Under RICO, neither the Reillys nor the Pietraszeks can prevail unless they can show that their property or business was "injured…by reason of" a racketeering violation (in this case, production and distribution of marijuana). As University of Denver law professor Sam Kamin told The Denver Post, "Displeasure is not good enough." Yet that is pretty much all the Reillys have suffered, and the nuisances they anticipate are both speculative and unrelated to marijuana's status under federal law. On the face of it, the Pietraszeks have a stronger case, although their losses are largely speculative and arguably unrelated to "racketeering" per se. If an adult book store had opened near their hotel, for example, they might have had the same complaint, even though such businesses do not violate federal law.

The Reillys' lawsuit names state and local officials as defendants because the marijuana cultivation facility that offends them would not be opening without government approval. More generally, the plaintiffs argue that Colorado officials are "purporting to authorize violations of the CSA [Controlled Substances Act]." Hence their request for an injunction that would nullify Colorado's marijuana regulations, based on the Supremacy Clause, which makes valid acts of Congress "the supreme law of the land."

The Reilly lawsuit, like the case that Oklahoma and Nebraska are pursuing against Colorado, does not target marijuana legalization per se. Instead the plaintiffs object to what they see as Colorado's involvement in promoting the cannabis industry by licensing and regulating it. They argue that issuing marijuana licenses directly conflicts with the CSA and undermines its goal of suppressing cannabis commerce. But they do not argue that Colorado is obligated to recriminalize the production, possession, and distribution of marijuana, because well-established principles of federalism say otherwise. The implication is that the Safe Streets Alliance and its co-plaintiffs prefer legalization without conditions to the restrictions that Colorado has decided to impose, which is not a position you'd expect anti-pot activists to endorse. As Kamin observes, getting rid of the licensing system "leaves them in a much worse place than under the status quo."

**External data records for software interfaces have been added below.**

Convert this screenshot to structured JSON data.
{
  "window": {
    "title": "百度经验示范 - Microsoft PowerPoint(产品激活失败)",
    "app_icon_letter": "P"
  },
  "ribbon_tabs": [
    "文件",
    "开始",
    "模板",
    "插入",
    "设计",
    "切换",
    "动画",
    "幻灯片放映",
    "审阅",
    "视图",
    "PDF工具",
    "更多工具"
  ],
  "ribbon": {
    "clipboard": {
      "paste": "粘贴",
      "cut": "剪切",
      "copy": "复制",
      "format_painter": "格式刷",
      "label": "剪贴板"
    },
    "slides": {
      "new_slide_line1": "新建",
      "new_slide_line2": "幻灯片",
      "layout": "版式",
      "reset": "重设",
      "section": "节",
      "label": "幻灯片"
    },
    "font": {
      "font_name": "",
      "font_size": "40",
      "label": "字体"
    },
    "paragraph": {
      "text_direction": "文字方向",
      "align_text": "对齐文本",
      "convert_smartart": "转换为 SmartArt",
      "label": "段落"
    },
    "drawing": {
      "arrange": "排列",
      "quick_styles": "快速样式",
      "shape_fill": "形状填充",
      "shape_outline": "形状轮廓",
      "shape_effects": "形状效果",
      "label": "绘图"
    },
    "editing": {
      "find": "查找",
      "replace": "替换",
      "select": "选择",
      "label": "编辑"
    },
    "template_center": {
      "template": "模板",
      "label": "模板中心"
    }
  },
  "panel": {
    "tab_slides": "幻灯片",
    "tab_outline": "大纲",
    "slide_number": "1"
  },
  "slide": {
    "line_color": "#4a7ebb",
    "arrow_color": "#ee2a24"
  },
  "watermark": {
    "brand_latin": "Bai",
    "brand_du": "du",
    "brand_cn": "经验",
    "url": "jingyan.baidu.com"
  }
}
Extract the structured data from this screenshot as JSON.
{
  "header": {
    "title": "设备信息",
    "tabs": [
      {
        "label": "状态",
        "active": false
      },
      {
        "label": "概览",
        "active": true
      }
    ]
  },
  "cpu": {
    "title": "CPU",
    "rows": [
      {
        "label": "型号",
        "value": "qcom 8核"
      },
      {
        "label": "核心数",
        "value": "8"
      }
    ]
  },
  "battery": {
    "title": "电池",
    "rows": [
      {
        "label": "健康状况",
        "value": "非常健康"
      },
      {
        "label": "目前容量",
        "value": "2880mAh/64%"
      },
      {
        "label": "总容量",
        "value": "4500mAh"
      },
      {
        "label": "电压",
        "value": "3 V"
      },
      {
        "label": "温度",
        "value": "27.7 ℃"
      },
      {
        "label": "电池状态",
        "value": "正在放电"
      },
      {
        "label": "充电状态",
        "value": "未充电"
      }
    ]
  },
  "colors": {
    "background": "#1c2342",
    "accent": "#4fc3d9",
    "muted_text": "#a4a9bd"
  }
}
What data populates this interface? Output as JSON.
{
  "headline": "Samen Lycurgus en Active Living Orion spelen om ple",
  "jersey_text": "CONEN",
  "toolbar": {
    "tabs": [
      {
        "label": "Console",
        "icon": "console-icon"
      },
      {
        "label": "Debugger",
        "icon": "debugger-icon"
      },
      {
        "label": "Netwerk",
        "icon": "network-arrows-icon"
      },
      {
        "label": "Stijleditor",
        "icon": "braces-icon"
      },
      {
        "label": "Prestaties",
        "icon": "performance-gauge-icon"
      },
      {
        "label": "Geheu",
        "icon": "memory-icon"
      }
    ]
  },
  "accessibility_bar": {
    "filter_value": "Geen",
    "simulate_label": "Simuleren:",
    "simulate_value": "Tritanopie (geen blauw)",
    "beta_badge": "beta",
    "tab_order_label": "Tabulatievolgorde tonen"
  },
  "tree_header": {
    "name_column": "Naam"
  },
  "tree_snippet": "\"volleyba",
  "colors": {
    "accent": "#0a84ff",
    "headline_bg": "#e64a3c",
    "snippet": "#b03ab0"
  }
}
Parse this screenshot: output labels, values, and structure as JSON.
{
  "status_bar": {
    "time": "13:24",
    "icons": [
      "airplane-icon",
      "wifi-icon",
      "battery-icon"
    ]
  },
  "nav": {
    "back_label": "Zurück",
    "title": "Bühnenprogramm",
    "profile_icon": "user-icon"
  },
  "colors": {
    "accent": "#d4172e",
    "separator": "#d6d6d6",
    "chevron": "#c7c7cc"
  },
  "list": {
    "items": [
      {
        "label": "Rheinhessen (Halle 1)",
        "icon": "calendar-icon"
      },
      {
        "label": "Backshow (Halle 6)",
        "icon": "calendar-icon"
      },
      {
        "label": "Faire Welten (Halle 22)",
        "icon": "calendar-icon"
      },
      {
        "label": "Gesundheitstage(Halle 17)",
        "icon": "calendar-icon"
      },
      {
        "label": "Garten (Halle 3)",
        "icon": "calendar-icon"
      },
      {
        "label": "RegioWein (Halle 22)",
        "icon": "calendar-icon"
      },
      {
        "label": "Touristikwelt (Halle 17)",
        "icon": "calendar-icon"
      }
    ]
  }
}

[I have revised this post to clarify that only one of the lawsuits names state and local officials as defendants, that the plaintiffs are not seeking RICO damages from those officials, and that their injunction request is based on the Supremacy Clause.]